» WORK TO COMPLETE
Among the entries, which lines carry the string "USDT"? Copy every one.

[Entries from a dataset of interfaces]

┌──

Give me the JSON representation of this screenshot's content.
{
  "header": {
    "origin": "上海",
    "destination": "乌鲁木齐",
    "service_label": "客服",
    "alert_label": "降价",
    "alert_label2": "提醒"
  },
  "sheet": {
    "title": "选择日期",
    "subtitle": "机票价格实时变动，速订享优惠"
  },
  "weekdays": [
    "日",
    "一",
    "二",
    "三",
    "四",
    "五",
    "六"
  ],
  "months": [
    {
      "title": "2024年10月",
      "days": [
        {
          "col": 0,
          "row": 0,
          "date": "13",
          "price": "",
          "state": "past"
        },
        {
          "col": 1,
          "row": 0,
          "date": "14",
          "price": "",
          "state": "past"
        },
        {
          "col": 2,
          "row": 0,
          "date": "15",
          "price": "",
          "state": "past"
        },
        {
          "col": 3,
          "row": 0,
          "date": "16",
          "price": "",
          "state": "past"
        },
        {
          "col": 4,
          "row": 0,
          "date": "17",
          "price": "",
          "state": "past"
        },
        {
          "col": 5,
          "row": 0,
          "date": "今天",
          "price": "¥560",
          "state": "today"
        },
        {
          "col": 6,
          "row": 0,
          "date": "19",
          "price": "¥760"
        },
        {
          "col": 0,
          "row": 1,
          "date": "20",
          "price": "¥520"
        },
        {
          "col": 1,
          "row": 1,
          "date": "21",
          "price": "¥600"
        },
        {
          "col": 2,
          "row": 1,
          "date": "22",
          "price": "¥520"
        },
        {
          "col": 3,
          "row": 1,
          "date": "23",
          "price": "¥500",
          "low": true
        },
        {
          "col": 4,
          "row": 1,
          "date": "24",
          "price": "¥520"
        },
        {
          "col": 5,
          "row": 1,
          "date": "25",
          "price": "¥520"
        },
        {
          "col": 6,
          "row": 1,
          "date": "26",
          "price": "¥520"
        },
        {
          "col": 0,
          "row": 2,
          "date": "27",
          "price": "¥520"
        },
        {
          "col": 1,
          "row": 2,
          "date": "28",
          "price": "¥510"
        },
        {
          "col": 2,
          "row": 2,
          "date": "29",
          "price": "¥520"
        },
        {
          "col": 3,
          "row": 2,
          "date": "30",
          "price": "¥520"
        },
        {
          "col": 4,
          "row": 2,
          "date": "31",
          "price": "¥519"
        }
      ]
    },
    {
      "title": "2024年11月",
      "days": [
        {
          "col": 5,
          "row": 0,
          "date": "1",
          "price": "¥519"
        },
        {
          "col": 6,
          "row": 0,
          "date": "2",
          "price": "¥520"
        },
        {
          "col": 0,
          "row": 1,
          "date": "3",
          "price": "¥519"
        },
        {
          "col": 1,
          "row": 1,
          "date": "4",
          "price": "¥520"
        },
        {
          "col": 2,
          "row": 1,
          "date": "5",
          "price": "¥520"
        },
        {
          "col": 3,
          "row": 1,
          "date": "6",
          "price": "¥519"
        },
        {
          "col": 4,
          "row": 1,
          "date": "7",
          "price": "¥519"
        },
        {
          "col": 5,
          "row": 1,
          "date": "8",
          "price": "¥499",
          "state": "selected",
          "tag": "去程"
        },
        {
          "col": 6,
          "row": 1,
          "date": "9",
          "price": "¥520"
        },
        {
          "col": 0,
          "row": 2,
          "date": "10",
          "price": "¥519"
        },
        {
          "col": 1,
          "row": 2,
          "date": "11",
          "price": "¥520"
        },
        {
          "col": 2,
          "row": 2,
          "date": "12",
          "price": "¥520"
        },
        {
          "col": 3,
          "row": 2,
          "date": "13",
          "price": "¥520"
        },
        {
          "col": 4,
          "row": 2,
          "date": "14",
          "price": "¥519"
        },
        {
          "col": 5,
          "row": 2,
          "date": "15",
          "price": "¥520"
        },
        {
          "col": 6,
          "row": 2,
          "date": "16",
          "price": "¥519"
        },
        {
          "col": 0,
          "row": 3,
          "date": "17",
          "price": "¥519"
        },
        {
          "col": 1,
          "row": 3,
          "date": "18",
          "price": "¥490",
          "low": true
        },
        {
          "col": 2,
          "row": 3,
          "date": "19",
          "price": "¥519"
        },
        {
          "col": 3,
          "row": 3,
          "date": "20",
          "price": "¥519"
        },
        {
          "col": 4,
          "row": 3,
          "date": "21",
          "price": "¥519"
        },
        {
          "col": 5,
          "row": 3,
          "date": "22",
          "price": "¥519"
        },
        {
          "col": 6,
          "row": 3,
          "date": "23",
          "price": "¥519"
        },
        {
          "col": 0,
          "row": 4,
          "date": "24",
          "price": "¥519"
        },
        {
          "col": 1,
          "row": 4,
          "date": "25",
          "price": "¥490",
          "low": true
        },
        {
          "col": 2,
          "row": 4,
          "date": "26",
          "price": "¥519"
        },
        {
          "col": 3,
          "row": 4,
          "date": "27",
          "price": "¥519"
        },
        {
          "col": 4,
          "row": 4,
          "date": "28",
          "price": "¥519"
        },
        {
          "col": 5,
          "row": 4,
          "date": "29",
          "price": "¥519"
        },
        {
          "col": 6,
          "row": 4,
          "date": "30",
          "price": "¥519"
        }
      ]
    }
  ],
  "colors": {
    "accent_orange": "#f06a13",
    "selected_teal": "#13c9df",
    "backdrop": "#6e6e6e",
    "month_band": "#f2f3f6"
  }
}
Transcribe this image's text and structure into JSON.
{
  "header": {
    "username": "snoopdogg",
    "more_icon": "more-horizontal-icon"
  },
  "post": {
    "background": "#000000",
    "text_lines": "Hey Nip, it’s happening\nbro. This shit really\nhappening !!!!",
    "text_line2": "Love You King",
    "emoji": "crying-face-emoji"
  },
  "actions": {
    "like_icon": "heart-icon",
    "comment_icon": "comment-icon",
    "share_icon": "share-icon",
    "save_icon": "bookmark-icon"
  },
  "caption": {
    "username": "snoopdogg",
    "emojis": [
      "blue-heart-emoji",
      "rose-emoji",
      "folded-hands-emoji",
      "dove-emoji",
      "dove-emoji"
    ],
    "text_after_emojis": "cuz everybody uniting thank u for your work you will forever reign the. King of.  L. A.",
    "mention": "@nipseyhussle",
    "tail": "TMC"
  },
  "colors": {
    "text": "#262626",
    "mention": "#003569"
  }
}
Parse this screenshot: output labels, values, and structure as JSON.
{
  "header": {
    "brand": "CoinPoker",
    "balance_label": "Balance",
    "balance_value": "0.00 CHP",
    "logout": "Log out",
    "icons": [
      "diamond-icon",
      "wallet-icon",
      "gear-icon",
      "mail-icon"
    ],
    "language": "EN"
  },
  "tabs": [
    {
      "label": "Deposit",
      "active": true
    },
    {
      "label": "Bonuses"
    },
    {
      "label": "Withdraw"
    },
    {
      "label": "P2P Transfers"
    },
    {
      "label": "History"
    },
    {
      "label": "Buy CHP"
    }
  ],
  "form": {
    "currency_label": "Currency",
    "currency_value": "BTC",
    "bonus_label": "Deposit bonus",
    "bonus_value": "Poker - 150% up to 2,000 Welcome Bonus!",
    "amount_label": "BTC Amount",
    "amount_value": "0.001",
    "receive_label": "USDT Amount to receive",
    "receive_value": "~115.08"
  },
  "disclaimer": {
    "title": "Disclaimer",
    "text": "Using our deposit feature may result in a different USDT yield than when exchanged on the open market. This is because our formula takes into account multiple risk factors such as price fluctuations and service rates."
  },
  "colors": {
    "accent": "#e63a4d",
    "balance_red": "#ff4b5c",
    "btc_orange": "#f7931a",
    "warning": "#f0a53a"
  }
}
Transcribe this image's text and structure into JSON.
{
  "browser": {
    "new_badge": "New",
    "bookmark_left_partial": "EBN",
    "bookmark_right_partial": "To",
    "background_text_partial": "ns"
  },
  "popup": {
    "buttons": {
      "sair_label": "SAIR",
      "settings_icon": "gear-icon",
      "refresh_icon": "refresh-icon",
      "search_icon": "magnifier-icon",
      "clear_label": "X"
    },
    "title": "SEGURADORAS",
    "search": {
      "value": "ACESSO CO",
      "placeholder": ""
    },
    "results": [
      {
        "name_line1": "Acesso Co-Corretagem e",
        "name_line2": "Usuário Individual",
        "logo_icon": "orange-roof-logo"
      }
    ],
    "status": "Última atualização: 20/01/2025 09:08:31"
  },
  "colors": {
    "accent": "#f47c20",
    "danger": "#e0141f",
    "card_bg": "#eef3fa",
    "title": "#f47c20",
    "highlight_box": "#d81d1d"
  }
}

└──

» WRITTEN REPLY
    "receive_label": "USDT Amount to receive",
    "text": "Using our deposit feature may result in a different USDT yield than when exchanged on the open market. This is because our formula takes into account multiple risk factors such as price fluctuations and service rates."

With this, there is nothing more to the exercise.